I agree that Trump is clearer on his goals than most politicians are, but that’s not likely for the reasons you’re thinking of. Trump is clear on his goals because his goals are psychotic; they’re the goals mechanically forced on him by his personality disorder (malignant narcissism).
Trump’s actual goals are never the ones he states openly as president, since everything he says is a lie (as is true of most politicians, the difference being only that most politicians’ sociopathy isn’t as overt or terminal as Trump’s). What Trump wants out of every situation is for him to win. Period. That’s what every moment of his presidency is about as far as he’s concerned. Trump needs to win and everything he does is a transaction to make that happen. He’ll betray everyone who gets in the way and who doesn’t worship him as a winner.
As for the paradox you raise, here’s how both statements can be true. Trump is a transformational figure, because the egregiousness of his evil symbolizes the greater malignancy of neoliberal culture. His evil is embodied by his severe personality disorder, and that disorder causes him to be so monstrously selfish and narcissistic that he feels no commitment to moral principles. Consequently, his conduct is purely transactional, meaning that he feels free to “sway with the wind,” as you say, with whomever can help him win from day to day.

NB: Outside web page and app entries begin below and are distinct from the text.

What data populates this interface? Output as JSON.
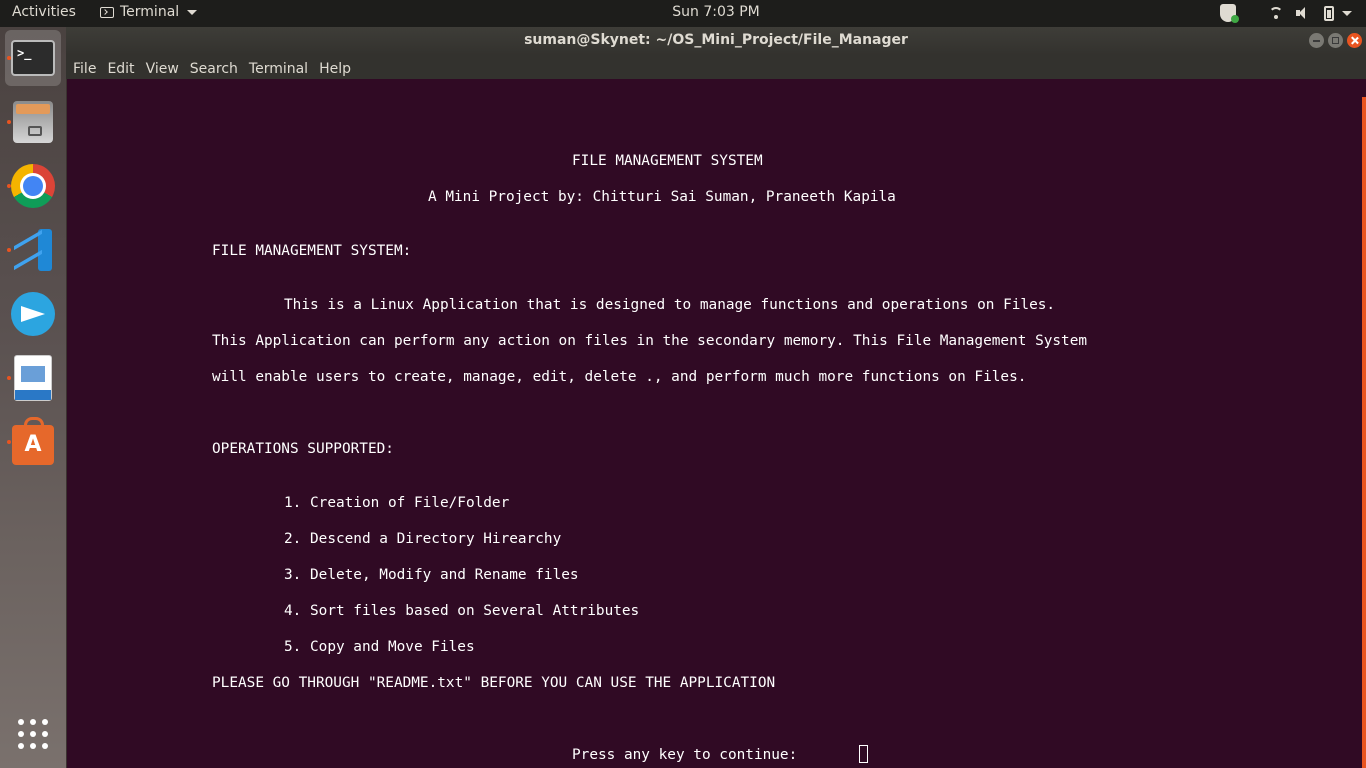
{
  "topbar": {
    "activities": "Activities",
    "app_name": "Terminal",
    "clock": "Sun  7:03 PM"
  },
  "window": {
    "title": "suman@Skynet: ~/OS_Mini_Project/File_Manager"
  },
  "menu": [
    "File",
    "Edit",
    "View",
    "Search",
    "Terminal",
    "Help"
  ],
  "terminal": {
    "heading": "FILE MANAGEMENT SYSTEM",
    "byline": "A Mini Project by: Chitturi Sai Suman, Praneeth Kapila",
    "section1": "FILE MANAGEMENT SYSTEM:",
    "desc1": "This is a Linux Application that is designed to manage functions and operations on Files.",
    "desc2": "This Application can perform any action on files in the secondary memory. This File Management System",
    "desc3": "will enable users to create, manage, edit, delete ., and perform much more functions on Files.",
    "section2": "OPERATIONS SUPPORTED:",
    "ops": [
      "1. Creation of File/Folder",
      "2. Descend a Directory Hirearchy",
      "3. Delete, Modify and Rename files",
      "4. Sort files based on Several Attributes",
      "5. Copy and Move Files"
    ],
    "notice": "PLEASE GO THROUGH \"README.txt\" BEFORE YOU CAN USE THE APPLICATION",
    "prompt": "Press any key to continue:"
  },
  "dock": {
    "items": [
      "terminal-icon",
      "files-icon",
      "chrome-icon",
      "vscode-icon",
      "telegram-icon",
      "writer-icon",
      "software-store-icon",
      "show-apps-icon"
    ]
  },
  "colors": {
    "terminal_bg": "#300a24",
    "accent": "#e95420",
    "topbar_bg": "#1d1d1b"
  }
}
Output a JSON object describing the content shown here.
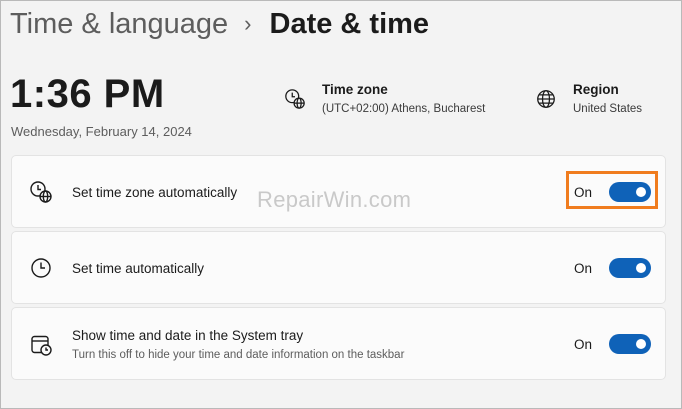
{
  "breadcrumb": {
    "parent": "Time & language",
    "separator": "›",
    "current": "Date & time"
  },
  "clock": {
    "time": "1:36 PM",
    "date": "Wednesday, February 14, 2024"
  },
  "time_zone": {
    "title": "Time zone",
    "value": "(UTC+02:00) Athens, Bucharest",
    "icon": "clock-globe-icon"
  },
  "region": {
    "title": "Region",
    "value": "United States",
    "icon": "globe-icon"
  },
  "settings": [
    {
      "label": "Set time zone automatically",
      "state": "On",
      "icon": "clock-globe-icon",
      "enabled": true
    },
    {
      "label": "Set time automatically",
      "state": "On",
      "icon": "clock-icon",
      "enabled": true
    },
    {
      "label": "Show time and date in the System tray",
      "description": "Turn this off to hide your time and date information on the taskbar",
      "state": "On",
      "icon": "calendar-clock-icon",
      "enabled": true
    }
  ],
  "watermark": "RepairWin.com",
  "colors": {
    "accent": "#0f62b8",
    "highlight": "#f07c1e",
    "background": "#f3f3f3",
    "card": "#fbfbfb"
  }
}
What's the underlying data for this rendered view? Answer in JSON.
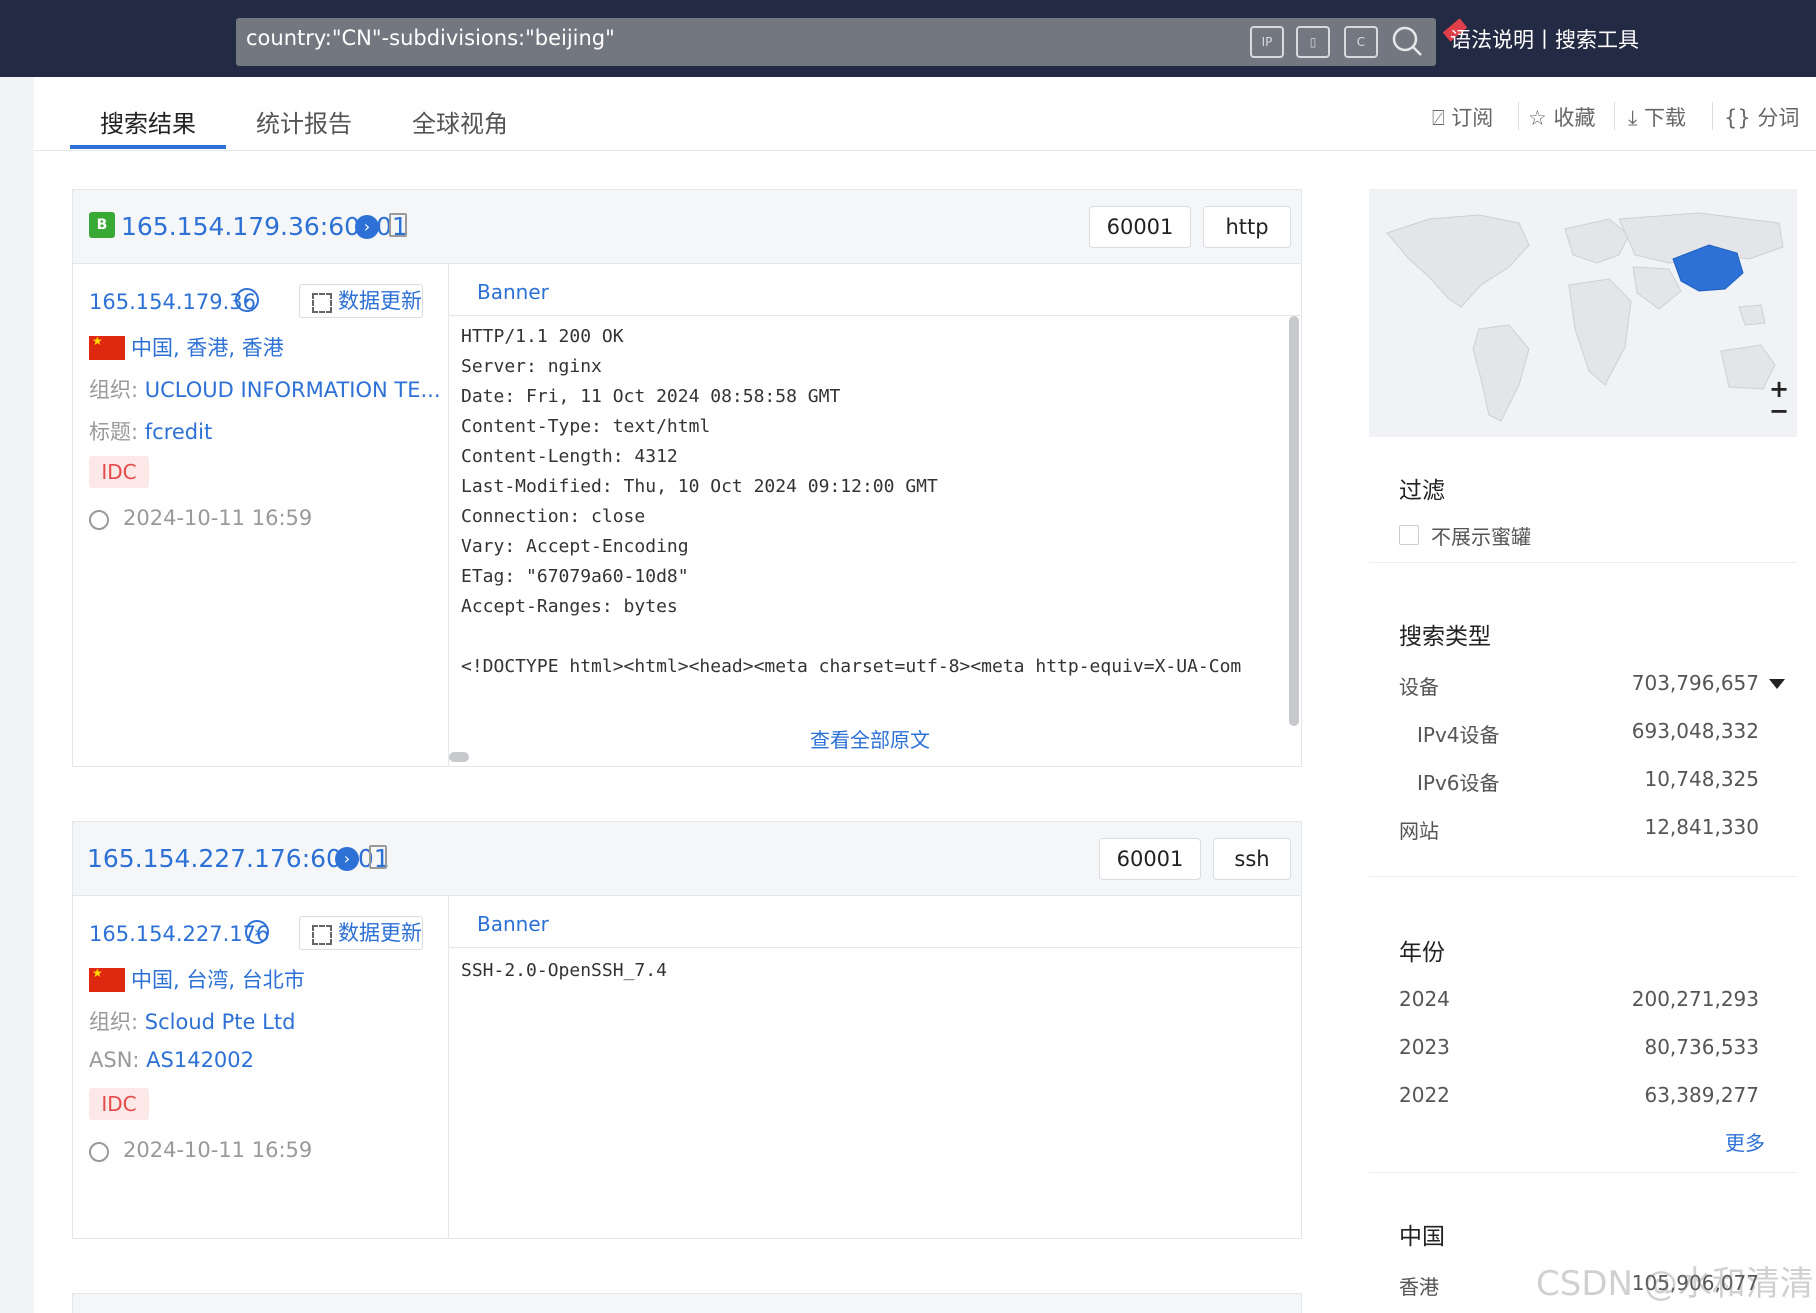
{
  "search": {
    "query": "country:\"CN\"-subdivisions:\"beijing\"",
    "icon_ip": "IP",
    "tools": "语法说明丨搜索工具"
  },
  "tabs": [
    "搜索结果",
    "统计报告",
    "全球视角"
  ],
  "actions": [
    "订阅",
    "收藏",
    "下载",
    "分词"
  ],
  "results": [
    {
      "title": "165.154.179.36:60001",
      "port": "60001",
      "protocol": "http",
      "ip": "165.154.179.36",
      "update_label": "数据更新",
      "location": "中国, 香港, 香港",
      "field1_label": "组织: ",
      "field1_value": "UCLOUD INFORMATION TE...",
      "field2_label": "标题: ",
      "field2_value": "fcredit",
      "tag": "IDC",
      "time": "2024-10-11 16:59",
      "banner_label": "Banner",
      "banner": "HTTP/1.1 200 OK\nServer: nginx\nDate: Fri, 11 Oct 2024 08:58:58 GMT\nContent-Type: text/html\nContent-Length: 4312\nLast-Modified: Thu, 10 Oct 2024 09:12:00 GMT\nConnection: close\nVary: Accept-Encoding\nETag: \"67079a60-10d8\"\nAccept-Ranges: bytes\n\n<!DOCTYPE html><html><head><meta charset=utf-8><meta http-equiv=X-UA-Com",
      "view_all": "查看全部原文"
    },
    {
      "title": "165.154.227.176:60001",
      "port": "60001",
      "protocol": "ssh",
      "ip": "165.154.227.176",
      "update_label": "数据更新",
      "location": "中国, 台湾, 台北市",
      "field1_label": "组织: ",
      "field1_value": "Scloud Pte Ltd",
      "field2_label": "ASN: ",
      "field2_value": "AS142002",
      "tag": "IDC",
      "time": "2024-10-11 16:59",
      "banner_label": "Banner",
      "banner": "SSH-2.0-OpenSSH_7.4"
    }
  ],
  "sidebar": {
    "zoom_in": "+",
    "zoom_out": "−",
    "filter": {
      "title": "过滤",
      "checkbox_label": "不展示蜜罐"
    },
    "search_type": {
      "title": "搜索类型",
      "rows": [
        {
          "label": "设备",
          "value": "703,796,657"
        },
        {
          "label": "IPv4设备",
          "value": "693,048,332"
        },
        {
          "label": "IPv6设备",
          "value": "10,748,325"
        },
        {
          "label": "网站",
          "value": "12,841,330"
        }
      ]
    },
    "year": {
      "title": "年份",
      "rows": [
        {
          "label": "2024",
          "value": "200,271,293"
        },
        {
          "label": "2023",
          "value": "80,736,533"
        },
        {
          "label": "2022",
          "value": "63,389,277"
        }
      ],
      "more": "更多"
    },
    "country": {
      "title": "中国",
      "rows": [
        {
          "label": "香港",
          "value": "105,906,077"
        }
      ]
    }
  },
  "watermark": "CSDN @水和清清",
  "colors": {
    "topbar": "#232b44",
    "accent": "#2d71d6",
    "tag_bg": "#fde8e8",
    "tag_text": "#e54b4b",
    "map_highlight": "#2d71d6"
  }
}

The paradox is dispelled, then, by a distinction comparable to that between climate and the weather. The importance of Trump’s radical presidency is a function of the rise of American evil (neo-fascism), which is a longer-term event stretching back especially to the corruption of the Republican Party since Nixon. Simultaneously, the pettiness of Trump’s daily behaviour is due to his subhumanity, to his egregious mental disorder which is, by comparison, a smaller-scale phenomenon.
All clear now?